The function performed by the concept is not analytical or descriptive, but rhetorical. The “imposed constitution” label is a standard trope of delegitimating narratives: it is employed as part of a narrative about why a particular constitution is undeserving of acceptance, affinity, or allegiance. To condemn a constitution by casting aspersions upon its parentage is to employ, in a literal sense, a constitutional slur. The “imposed constitution” label possesses this pejorative power by dint of an inarticulate, widely shared, and descriptively inaccurate romanticization of what constitutions are and how they are created. But the reality is that the complex politics surrounding constitution-making cannot be reduced to a simple dichotomy between “imposed” and “unimposed” constitutions.
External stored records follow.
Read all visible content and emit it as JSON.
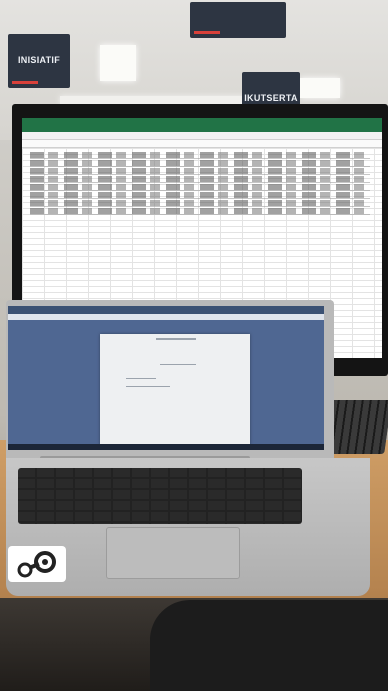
{
  "scene": {
    "signs": [
      {
        "label": "INISIATIF"
      },
      {
        "label": "IKUTSERTA"
      }
    ],
    "excel_title": "",
    "colors": {
      "excel_ribbon": "#217346",
      "laptop_screen": "#4f6792",
      "desk": "#c4915a"
    },
    "icons": [
      "steam-sticker-icon"
    ]
  }
}
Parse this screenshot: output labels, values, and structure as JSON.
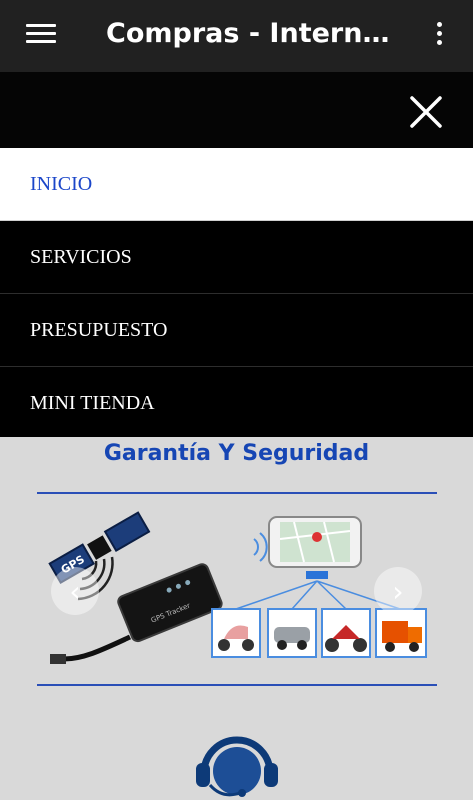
{
  "appbar": {
    "title": "Compras - Internacionales",
    "menu_icon": "hamburger-icon",
    "more_icon": "more-vertical-icon"
  },
  "drawer": {
    "close_icon": "close-icon",
    "items": [
      {
        "label": "INICIO",
        "active": true
      },
      {
        "label": "SERVICIOS",
        "active": false
      },
      {
        "label": "PRESUPUESTO",
        "active": false
      },
      {
        "label": "MINI TIENDA",
        "active": false
      }
    ]
  },
  "content": {
    "section_title": "Garantía Y Seguridad",
    "carousel": {
      "prev_icon": "chevron-left-icon",
      "next_icon": "chevron-right-icon",
      "gps_label": "GPS",
      "device_label": "GPS Tracker"
    },
    "support_icon": "headset-support-icon"
  },
  "colors": {
    "appbar": "#212121",
    "menu_bg": "#000000",
    "active_text": "#1b46c9",
    "title_blue": "#1646b4",
    "content_bg": "#d9d9d9"
  }
}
For descriptive or analytical as opposed to rhetorical purposes, the distinction that needs to be drawn is not between “imposed” and “unimposed” constitutions, but rather between constitutions that benefit from a romanticizing narrative and those that do not. Some of the stories that we tell about constitutions are flattering; others are not. When the narrative surrounding the origins or character of a constitution does not fit our idealized notions of how constitutions are supposed to be made or what they are supposed to do, the result might be called an “unromantic constitution”. Conversely, when the prevailing narrative depicts the constitution as local and consensual in origin and character, the result might be called a “romantic constitution.” These narratives tend to be reductive, if not also unrealistic. But the point of constitutional narrative—whether of the romanticizing or delegitimating variety—is myth-making and political persuasion, not descriptive accuracy.
Keywords: imposed constitution, romantic constitution, romanticized constitution, constitutional narrative, Japan, Taiwan, China, Malaysia, Norway, Civil War, autochthonous, constitutional autochthony, citizenship, liberal theory
JEL Classification: K00
Suggested Citation: Suggested Citation